This raises the question of the construction of s 38(2). If a public authority is under a statutory duty to make a particular decision in an emergency, s 38(2) is likely to be enlivened. Depending on the circumstances, the emergency may be such that no other courses of action are open. Therefore, the public authority could not lawfully (let alone reasonably) have made a different decision.
In the case of a discretionary power, however, the issue is more complicated. There is little detailed judicial consideration of s 38(2) to guide its interpretation.
In DPP v Kaba, Mr Kaba was travelling in a car stopped by two police officers as part of a random licence and registration check. The officers had a discretionary power to stop and check under s 59(1) of the Road Safety Act 1986 (Vic). Justice Bell held that the officers were not required to give proper consideration to Mr Kaba’s relevant human rights before deciding to exercise their power to stop the car.. Section 38(2) was enlivened, and thus the officers’ decision to stop Mr Kaba was not susceptible to challenge under s 38(1), because the decision was ‘authorised’ by their discretionary power. According to Bell J, the interference with Mr Kaba’s right to freedom of movement was ‘the ordinary and natural consequence of the due exercise of the power in s 59(1) and was also covered by s 38(2)’.
With respect, Bell J’s reasoning in Kaba should be rejected. The language of s 38(2) does not except acts or decisions that are merely ‘authorised’ by a statutory provision. Expanding s 38(2) to shield the ‘ordinary and natural’ consequences of the exercise of statutory powers would render s 38(1) virtually empty.
The better interpretation is that s 38(2) has no operation where a range of options are reasonably open. In all but the most extreme situations, a public authority on the cusp of exercising a statutory power will have reasonable alternative courses of action. Certainly, the police officers in Kaba had a choice about whether to stop Mr Kaba’s car. The Charter did not prevent them from doing so. But it required them to do so compatibly with, and while giving proper consideration to, Mr Kaba’s human rights.
Speaking recently in Melbourne, Elias CJ of the New Zealand Supreme Court noted that ‘[m]any of the more difficult questions concerning the application and interpretation of the [New Zealand] Bill of Rights Act are only just emerging, nearly 25 years after its enactment.’ The Charter has been in force for just eight years. In that time, Victorian lawyers and judges have progressively refined our understanding of public authorities’ obligations under s 38. But in light of Elias CJ’s words, we should not be surprised that certain questions remain unresolved, including the procedural obligations of different decision-makers, and the scope of the exception in s 38(2). The Victorian Government’s recent review of the Charter does not tackle these questions. We thus await the plaintiffs, lawyers and judges who will continue to develop Australia’s human rights jurisprudence.

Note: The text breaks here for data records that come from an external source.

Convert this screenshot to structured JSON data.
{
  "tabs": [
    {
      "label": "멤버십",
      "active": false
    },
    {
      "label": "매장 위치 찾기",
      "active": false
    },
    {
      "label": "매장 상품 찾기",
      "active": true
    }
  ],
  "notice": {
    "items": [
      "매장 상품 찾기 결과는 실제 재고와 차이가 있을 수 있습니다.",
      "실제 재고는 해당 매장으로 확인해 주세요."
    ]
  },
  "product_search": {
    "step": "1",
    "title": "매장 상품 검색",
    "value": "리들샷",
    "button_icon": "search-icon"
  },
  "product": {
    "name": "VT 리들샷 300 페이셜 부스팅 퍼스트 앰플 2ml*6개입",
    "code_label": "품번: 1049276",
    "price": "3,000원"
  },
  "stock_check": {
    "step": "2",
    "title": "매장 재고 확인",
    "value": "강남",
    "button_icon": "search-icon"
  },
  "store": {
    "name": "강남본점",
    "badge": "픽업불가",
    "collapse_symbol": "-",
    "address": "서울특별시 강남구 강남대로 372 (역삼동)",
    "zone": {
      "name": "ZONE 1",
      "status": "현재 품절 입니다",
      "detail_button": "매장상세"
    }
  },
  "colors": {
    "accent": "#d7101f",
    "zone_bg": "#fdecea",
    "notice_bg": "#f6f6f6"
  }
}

Jack Maxwell has degrees in law and philosophy from the University of Melbourne.
Suggested citation: Jack Maxwell, ‘The obligations of public authorities under the Victorian Charter of Human Rights and Responsibilities’ on AUSPUBLAW (9 February 2016) <https://auspublaw.org/2016/2/the-obligations-of-public-authorities/>